While SSD's offer many benefits, there are some downsides to using flash memory. One of the biggest issues people run into is performance degradation. Over time, an SSD will run out of fresh blocks and will have to write over data the file system has marked as deleted. This procedure is very complicated and can slow an SSD's write speeds considerably.
To fix this problem, most manufacturers have added TRIM support to their SSDs. The TRIM command allows an operating system, such as Windows 7, to tell an SSD which data blocks are no longer in use. Using this information, the drive pro-actively erases these blocks and adds them to the free block pool.
To test the M7V's TRIM and garbage collection functions, I first put the drive in a "dirty" state. I used Iometer to fill the entire drive and then ran a random write test for 30 minutes. This had little impact on the M7V's read speed.

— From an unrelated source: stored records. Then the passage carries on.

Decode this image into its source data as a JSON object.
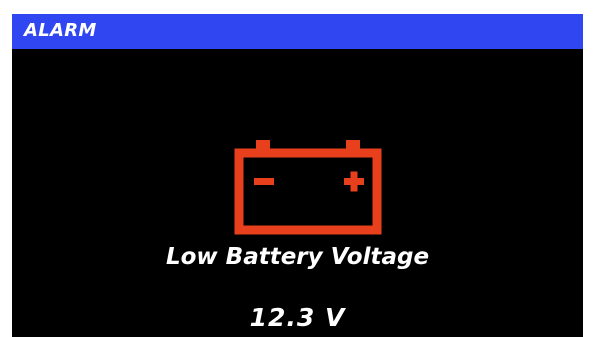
{
  "header": {
    "title": "ALARM",
    "color": "#2f46f0"
  },
  "alarm": {
    "icon": "battery-icon",
    "icon_color": "#e8401c",
    "message": "Low Battery Voltage",
    "value": "12.3 V"
  }
}
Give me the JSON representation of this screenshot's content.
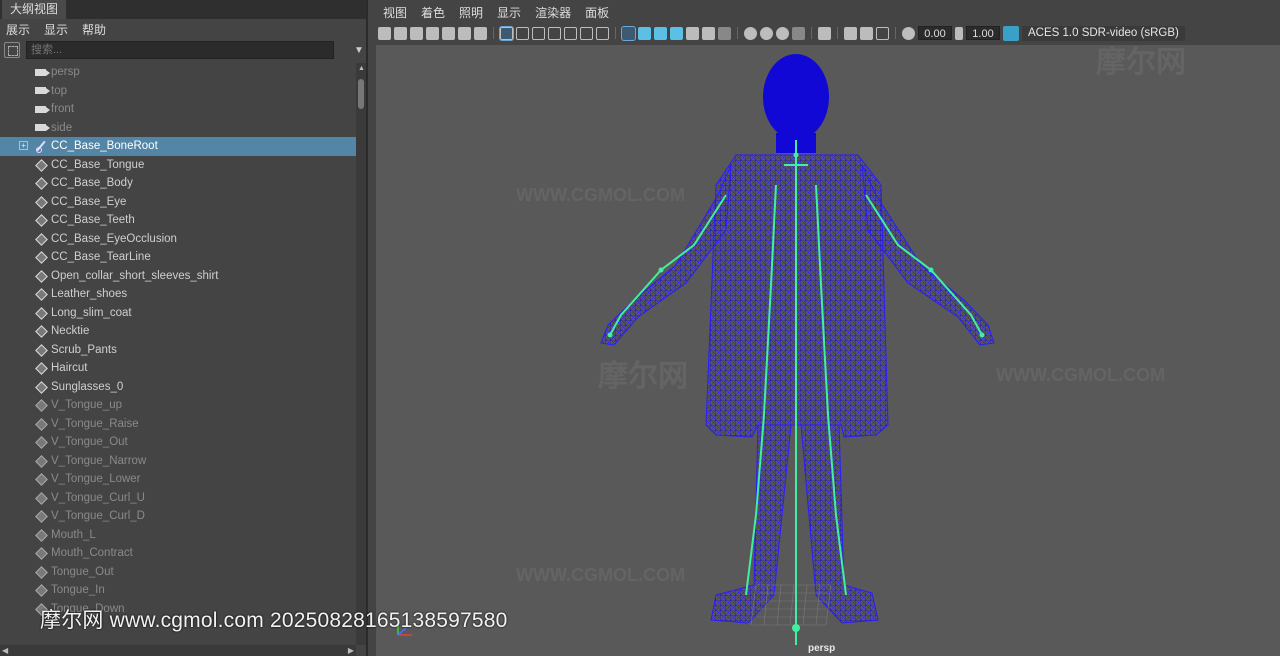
{
  "outliner": {
    "tab_title": "大纲视图",
    "menu": [
      "展示",
      "显示",
      "帮助"
    ],
    "search_placeholder": "搜索...",
    "items": [
      {
        "label": "persp",
        "type": "camera"
      },
      {
        "label": "top",
        "type": "camera"
      },
      {
        "label": "front",
        "type": "camera"
      },
      {
        "label": "side",
        "type": "camera"
      },
      {
        "label": "CC_Base_BoneRoot",
        "type": "joint",
        "selected": true,
        "expandable": true
      },
      {
        "label": "CC_Base_Tongue",
        "type": "mesh"
      },
      {
        "label": "CC_Base_Body",
        "type": "mesh"
      },
      {
        "label": "CC_Base_Eye",
        "type": "mesh"
      },
      {
        "label": "CC_Base_Teeth",
        "type": "mesh"
      },
      {
        "label": "CC_Base_EyeOcclusion",
        "type": "mesh"
      },
      {
        "label": "CC_Base_TearLine",
        "type": "mesh"
      },
      {
        "label": "Open_collar_short_sleeves_shirt",
        "type": "mesh"
      },
      {
        "label": "Leather_shoes",
        "type": "mesh"
      },
      {
        "label": "Long_slim_coat",
        "type": "mesh"
      },
      {
        "label": "Necktie",
        "type": "mesh"
      },
      {
        "label": "Scrub_Pants",
        "type": "mesh"
      },
      {
        "label": "Haircut",
        "type": "mesh"
      },
      {
        "label": "Sunglasses_0",
        "type": "mesh"
      },
      {
        "label": "V_Tongue_up",
        "type": "mesh",
        "dim": true
      },
      {
        "label": "V_Tongue_Raise",
        "type": "mesh",
        "dim": true
      },
      {
        "label": "V_Tongue_Out",
        "type": "mesh",
        "dim": true
      },
      {
        "label": "V_Tongue_Narrow",
        "type": "mesh",
        "dim": true
      },
      {
        "label": "V_Tongue_Lower",
        "type": "mesh",
        "dim": true
      },
      {
        "label": "V_Tongue_Curl_U",
        "type": "mesh",
        "dim": true
      },
      {
        "label": "V_Tongue_Curl_D",
        "type": "mesh",
        "dim": true
      },
      {
        "label": "Mouth_L",
        "type": "mesh",
        "dim": true
      },
      {
        "label": "Mouth_Contract",
        "type": "mesh",
        "dim": true
      },
      {
        "label": "Tongue_Out",
        "type": "mesh",
        "dim": true
      },
      {
        "label": "Tongue_In",
        "type": "mesh",
        "dim": true
      },
      {
        "label": "Tongue_Down",
        "type": "mesh",
        "dim": true
      }
    ]
  },
  "viewport": {
    "menu": [
      "视图",
      "着色",
      "照明",
      "显示",
      "渲染器",
      "面板"
    ],
    "exposure": "0.00",
    "gamma": "1.00",
    "colorspace": "ACES 1.0 SDR-video (sRGB)",
    "camera_label": "persp"
  },
  "colors": {
    "selection": "#5285a6",
    "wireframe": "#1a0dd9",
    "joints": "#40f0a0"
  },
  "watermark": {
    "logo": "摩尔网",
    "site": "WWW.CGMOL.COM",
    "bottom_text": "摩尔网 www.cgmol.com 20250828165138597580"
  }
}
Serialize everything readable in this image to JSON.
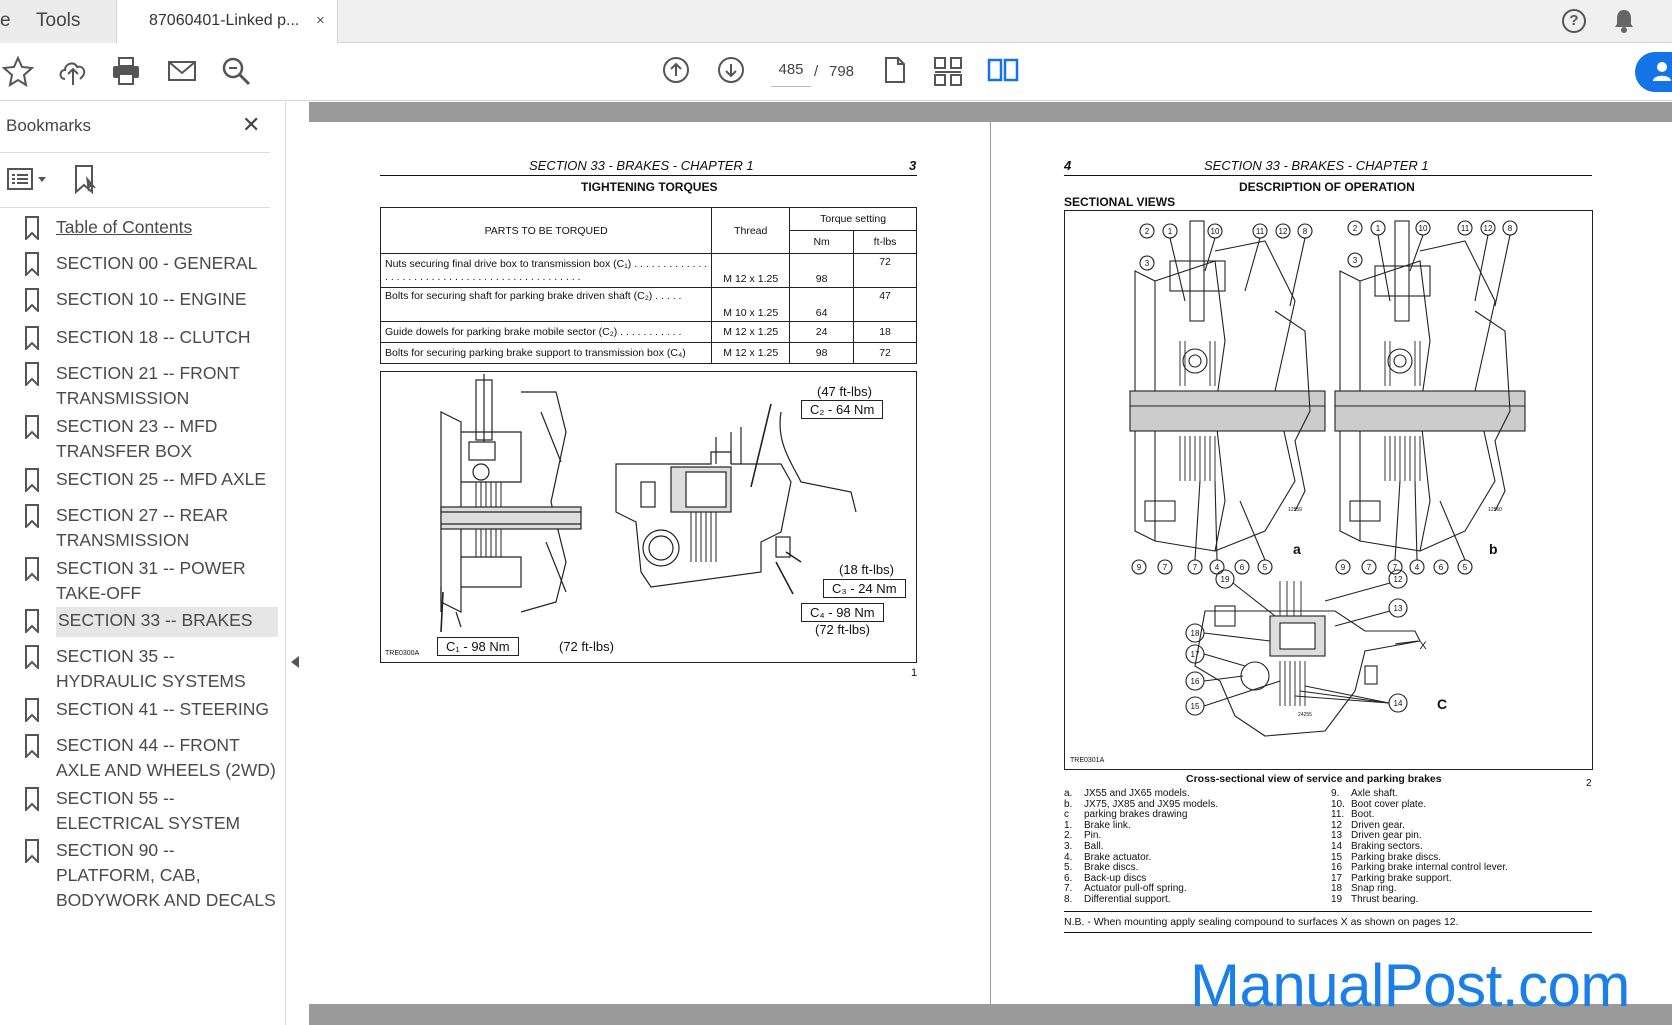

However, its average writing speed dropped to a mere 43.3 MB/s.
Plextor M7V - Dirty
To see how well the M7V could recover, I let the computer sit for about 30 minutes and then reran the test. The drive wasn't able to reach the factory fresh performance shown in our earlier tests. However, its average write speed climbed up to 243.9 MB/s.
Plextor M7V - After TRIM
Lastly, I used Plextor's Plextool software to perform a secure format on the M7V. With the drive wiped clean, it had average read and write speeds of 368.7 MB/s and 258.4 MB/s, respectively.
Plextor M7V - Secure Erased
Plextor has clearly put a lot of time and effort into the M7V. To make it stand out in an already crowded market, the M7V utilizes high-grade components like Marvell's 88SS1074B1 controller and Toshiba's 15nm TLC NAND flash. The M7V also comes equipped with the company's exclusive PlexNitro firmware which optimizes performance in SLC mode without taking up any space on the SSD. This combination not only provides fast and reliable performance, it gives the drive a durability that is higher than most other TLC SSDs. In our sequential read and write tests, the 512GB version of the M7V was able to read at speeds as high as 564 MB/s and write at speeds in excess of 528 MB/s. It also did reasonably well in our random write tests, producing more than 48,000 IOPS at low queue depths.
Fast read and write speeds aren't the only things the M7V has to offer. The drive is compatible with Plextor's Plextool software and supports their PlexTurbo smart cache technology. The M7V is also compatible with PlexVault and PlexCompressor software, which, until now, have been reserved for the company's higher end drives. That being said, the M7V does not support Device Sleep (DEVSLP) or hardware based encryption. This probably isn't an issue if you're looking for an SSD for your desktop computer. However, these are things you may want to keep in mind if the M7V is going in a laptop or data security is a concern.
- Available in 128GB, 256GB and 512GB capacities
- Marvell 88SS1074B1 controller with LDPC technology
- Toshiba 15nm TLC NAND flash
- Good sequential read and write speeds under most conditions
- PlexNitro firmware optimizes performance without taking up SSD space
- Supports PlexTurbo, PlexVault and PlexCompressor technologies
- Large DRAM cache
- Ultra-slim form factor
- 3 year warranty
- Affordably priced
- Write speed drops when PlexNitro cache is full
- Does not support DEVSLP
- Does not support hardware based encryption